┌────────

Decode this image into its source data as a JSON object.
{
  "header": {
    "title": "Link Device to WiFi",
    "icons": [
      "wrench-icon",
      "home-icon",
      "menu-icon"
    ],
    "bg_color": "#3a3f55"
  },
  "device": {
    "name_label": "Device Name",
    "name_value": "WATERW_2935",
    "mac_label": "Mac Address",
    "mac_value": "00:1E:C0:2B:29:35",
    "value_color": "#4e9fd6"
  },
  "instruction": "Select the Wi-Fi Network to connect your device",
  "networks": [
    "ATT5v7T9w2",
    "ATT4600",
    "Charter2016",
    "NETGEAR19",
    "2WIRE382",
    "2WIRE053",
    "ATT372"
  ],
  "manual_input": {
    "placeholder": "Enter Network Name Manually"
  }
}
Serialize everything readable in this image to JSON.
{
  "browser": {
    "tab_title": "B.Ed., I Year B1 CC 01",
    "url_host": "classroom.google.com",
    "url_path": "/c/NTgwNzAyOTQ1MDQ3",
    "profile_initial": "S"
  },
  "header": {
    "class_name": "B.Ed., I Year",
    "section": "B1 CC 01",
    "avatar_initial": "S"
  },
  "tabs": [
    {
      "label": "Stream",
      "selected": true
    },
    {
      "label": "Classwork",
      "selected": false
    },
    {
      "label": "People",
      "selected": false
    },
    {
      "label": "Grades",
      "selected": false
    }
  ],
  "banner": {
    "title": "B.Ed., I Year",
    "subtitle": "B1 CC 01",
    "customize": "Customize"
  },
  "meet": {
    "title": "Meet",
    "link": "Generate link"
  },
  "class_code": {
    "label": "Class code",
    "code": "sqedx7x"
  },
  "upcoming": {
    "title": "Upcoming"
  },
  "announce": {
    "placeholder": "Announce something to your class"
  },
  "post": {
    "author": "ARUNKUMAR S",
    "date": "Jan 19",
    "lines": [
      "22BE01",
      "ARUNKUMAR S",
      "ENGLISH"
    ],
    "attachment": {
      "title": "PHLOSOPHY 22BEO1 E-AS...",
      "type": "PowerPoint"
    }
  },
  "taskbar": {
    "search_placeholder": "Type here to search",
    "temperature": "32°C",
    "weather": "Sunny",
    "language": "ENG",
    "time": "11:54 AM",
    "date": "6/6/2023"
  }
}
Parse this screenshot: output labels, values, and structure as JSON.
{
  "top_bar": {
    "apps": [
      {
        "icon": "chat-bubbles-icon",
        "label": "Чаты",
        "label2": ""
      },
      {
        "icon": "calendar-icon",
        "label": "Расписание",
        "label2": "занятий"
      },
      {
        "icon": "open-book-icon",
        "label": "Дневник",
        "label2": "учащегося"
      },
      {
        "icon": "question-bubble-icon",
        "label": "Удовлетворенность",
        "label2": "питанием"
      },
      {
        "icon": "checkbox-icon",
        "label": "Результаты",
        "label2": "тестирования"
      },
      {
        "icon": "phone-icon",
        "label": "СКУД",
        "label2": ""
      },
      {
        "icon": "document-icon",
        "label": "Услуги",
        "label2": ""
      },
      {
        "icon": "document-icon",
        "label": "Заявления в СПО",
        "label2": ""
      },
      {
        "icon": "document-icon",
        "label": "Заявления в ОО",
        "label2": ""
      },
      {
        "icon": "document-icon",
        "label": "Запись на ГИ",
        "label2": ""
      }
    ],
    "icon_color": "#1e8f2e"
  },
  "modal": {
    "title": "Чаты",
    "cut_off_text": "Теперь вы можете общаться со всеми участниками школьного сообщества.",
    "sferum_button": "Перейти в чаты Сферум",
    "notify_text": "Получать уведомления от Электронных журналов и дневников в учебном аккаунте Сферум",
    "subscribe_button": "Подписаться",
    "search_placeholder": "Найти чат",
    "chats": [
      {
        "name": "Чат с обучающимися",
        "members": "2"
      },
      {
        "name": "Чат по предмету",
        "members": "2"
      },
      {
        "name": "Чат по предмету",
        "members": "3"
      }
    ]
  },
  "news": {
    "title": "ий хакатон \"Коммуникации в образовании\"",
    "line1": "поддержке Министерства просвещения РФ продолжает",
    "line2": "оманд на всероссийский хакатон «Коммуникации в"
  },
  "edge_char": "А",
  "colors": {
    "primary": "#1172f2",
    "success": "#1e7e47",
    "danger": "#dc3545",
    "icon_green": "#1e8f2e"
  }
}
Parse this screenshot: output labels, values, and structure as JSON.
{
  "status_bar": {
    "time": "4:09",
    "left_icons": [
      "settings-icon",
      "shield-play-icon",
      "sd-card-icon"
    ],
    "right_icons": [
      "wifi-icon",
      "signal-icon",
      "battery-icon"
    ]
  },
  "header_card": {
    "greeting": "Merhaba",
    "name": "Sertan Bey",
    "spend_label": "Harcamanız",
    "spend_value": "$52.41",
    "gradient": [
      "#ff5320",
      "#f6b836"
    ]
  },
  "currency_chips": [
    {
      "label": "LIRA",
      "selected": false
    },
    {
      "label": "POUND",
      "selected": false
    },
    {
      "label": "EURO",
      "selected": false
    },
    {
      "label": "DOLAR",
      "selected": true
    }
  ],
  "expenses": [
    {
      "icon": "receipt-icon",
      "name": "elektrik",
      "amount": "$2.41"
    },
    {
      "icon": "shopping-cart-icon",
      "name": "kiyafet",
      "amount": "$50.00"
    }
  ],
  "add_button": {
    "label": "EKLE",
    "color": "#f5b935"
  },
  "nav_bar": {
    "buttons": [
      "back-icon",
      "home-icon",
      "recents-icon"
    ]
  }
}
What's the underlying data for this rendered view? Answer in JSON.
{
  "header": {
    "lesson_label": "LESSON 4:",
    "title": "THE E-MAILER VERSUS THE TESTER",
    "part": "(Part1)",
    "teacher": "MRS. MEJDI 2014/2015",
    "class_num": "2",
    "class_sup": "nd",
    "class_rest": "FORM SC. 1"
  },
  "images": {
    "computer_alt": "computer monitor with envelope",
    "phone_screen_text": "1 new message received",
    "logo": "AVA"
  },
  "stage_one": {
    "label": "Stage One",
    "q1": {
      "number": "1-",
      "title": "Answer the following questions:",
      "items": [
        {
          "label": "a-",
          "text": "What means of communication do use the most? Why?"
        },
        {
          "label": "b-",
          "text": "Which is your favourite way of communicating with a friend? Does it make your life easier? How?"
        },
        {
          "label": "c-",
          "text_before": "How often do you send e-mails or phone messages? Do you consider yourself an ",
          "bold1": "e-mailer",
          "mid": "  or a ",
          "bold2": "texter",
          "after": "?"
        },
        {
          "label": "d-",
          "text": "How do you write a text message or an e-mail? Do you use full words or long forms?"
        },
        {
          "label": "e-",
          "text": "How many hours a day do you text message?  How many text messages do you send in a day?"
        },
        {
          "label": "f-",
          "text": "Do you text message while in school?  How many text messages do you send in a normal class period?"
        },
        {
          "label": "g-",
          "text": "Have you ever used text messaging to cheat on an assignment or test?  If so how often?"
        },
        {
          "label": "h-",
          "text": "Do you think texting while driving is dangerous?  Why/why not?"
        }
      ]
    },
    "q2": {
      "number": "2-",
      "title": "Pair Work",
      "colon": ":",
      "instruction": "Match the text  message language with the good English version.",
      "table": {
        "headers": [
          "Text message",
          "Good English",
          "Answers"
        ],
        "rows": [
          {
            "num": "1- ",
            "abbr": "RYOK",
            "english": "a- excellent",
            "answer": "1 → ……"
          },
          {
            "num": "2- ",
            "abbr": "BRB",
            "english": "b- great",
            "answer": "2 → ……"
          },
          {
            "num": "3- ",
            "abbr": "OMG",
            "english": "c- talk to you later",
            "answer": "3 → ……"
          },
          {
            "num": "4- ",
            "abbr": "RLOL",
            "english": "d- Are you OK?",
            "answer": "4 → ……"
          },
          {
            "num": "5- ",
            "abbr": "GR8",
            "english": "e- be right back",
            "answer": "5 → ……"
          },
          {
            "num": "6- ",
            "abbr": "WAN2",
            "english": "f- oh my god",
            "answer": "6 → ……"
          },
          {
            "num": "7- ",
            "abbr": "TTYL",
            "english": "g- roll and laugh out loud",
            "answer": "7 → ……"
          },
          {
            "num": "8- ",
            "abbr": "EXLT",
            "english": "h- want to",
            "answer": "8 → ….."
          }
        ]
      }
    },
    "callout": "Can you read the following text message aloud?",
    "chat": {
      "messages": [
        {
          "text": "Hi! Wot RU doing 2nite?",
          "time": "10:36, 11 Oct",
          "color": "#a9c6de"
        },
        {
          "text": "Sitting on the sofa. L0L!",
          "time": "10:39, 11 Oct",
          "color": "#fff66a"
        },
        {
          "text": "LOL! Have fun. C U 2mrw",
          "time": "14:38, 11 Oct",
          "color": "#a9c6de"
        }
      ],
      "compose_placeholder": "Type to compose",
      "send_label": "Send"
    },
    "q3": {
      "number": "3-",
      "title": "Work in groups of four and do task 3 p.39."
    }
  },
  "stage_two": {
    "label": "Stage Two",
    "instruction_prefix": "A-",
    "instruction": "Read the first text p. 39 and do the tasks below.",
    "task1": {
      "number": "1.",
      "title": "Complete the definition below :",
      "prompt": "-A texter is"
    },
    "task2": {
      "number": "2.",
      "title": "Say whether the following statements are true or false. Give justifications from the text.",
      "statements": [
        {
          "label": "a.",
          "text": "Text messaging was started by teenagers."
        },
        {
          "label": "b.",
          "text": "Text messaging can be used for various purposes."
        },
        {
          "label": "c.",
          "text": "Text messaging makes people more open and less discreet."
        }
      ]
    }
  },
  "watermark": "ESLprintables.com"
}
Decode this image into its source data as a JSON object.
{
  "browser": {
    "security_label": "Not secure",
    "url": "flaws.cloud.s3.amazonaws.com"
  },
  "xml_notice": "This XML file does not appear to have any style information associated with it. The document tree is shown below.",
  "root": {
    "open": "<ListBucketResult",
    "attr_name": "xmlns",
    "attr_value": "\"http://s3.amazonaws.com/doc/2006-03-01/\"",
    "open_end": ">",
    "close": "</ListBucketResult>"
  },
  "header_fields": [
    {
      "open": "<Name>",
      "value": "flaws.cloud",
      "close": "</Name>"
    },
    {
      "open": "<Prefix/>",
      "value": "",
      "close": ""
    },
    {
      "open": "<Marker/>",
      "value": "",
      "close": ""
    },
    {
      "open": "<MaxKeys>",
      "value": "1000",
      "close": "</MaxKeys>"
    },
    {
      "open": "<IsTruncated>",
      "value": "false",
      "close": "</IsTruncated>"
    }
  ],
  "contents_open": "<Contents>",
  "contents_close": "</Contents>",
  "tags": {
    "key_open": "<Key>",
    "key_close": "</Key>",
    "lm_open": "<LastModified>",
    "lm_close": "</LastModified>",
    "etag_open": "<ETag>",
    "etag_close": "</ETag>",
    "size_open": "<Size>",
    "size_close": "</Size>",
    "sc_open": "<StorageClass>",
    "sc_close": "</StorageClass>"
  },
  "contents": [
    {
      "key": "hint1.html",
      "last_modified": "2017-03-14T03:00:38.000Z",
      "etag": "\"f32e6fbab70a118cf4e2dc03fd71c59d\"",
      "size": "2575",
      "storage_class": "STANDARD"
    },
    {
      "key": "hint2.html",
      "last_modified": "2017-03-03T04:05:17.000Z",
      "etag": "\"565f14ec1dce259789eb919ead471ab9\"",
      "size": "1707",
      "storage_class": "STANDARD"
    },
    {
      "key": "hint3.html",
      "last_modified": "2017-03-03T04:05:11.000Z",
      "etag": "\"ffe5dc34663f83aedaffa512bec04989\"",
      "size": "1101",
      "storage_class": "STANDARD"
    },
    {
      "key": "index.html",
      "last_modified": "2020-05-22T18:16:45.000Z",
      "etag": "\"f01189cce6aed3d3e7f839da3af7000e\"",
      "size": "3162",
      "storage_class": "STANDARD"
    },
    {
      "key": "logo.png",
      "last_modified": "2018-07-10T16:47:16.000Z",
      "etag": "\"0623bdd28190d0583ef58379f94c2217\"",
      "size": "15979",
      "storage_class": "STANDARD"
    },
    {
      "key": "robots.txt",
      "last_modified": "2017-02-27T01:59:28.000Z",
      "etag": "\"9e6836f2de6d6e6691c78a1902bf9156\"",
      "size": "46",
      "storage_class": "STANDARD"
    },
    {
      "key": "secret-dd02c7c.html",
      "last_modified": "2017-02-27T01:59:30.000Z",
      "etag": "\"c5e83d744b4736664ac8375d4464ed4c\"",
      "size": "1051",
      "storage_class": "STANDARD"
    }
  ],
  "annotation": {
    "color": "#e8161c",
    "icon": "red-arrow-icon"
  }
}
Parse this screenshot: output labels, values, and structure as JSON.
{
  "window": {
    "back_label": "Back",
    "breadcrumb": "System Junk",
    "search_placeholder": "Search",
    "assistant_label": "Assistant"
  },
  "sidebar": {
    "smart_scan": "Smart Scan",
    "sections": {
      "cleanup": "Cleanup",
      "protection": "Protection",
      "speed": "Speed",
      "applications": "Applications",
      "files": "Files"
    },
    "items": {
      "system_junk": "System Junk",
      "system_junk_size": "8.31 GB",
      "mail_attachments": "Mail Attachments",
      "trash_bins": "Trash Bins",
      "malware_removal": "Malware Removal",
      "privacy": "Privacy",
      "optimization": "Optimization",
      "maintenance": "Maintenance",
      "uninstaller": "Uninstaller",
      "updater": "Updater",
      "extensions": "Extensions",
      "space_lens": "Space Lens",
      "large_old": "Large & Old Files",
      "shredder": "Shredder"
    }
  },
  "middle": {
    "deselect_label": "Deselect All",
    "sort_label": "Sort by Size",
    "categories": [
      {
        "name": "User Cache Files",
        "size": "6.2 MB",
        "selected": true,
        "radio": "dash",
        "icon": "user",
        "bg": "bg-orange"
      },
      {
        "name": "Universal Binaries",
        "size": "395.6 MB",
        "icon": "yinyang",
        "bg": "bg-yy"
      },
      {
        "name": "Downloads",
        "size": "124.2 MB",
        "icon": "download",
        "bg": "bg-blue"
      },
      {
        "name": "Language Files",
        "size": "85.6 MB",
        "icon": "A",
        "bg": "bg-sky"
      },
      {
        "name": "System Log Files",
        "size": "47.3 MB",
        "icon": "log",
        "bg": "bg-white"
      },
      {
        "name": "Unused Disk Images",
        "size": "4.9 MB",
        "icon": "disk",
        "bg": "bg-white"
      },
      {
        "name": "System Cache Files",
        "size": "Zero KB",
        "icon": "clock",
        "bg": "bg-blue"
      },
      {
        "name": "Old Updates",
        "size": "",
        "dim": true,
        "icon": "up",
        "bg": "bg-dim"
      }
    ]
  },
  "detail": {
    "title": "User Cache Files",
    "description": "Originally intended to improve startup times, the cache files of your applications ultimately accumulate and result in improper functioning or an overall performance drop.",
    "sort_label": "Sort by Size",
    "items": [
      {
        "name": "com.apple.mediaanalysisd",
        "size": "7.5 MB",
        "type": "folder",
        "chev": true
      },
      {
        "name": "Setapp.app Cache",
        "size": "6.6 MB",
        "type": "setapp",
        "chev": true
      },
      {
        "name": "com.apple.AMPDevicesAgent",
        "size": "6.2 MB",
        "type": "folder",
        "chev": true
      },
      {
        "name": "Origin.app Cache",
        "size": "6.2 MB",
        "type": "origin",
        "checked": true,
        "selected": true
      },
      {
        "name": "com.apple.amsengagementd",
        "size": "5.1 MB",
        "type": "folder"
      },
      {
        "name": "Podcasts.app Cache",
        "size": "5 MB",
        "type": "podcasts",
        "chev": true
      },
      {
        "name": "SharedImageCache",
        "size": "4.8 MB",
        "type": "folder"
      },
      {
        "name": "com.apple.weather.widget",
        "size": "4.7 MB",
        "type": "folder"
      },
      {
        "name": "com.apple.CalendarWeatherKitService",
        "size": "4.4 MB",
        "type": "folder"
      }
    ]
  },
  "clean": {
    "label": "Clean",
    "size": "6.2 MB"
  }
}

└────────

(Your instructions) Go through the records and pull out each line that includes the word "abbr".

(Problem solution)
            "abbr": "RYOK",
            "abbr": "BRB",
            "abbr": "OMG",
            "abbr": "RLOL",
            "abbr": "GR8",
            "abbr": "WAN2",
            "abbr": "TTYL",
            "abbr": "EXLT",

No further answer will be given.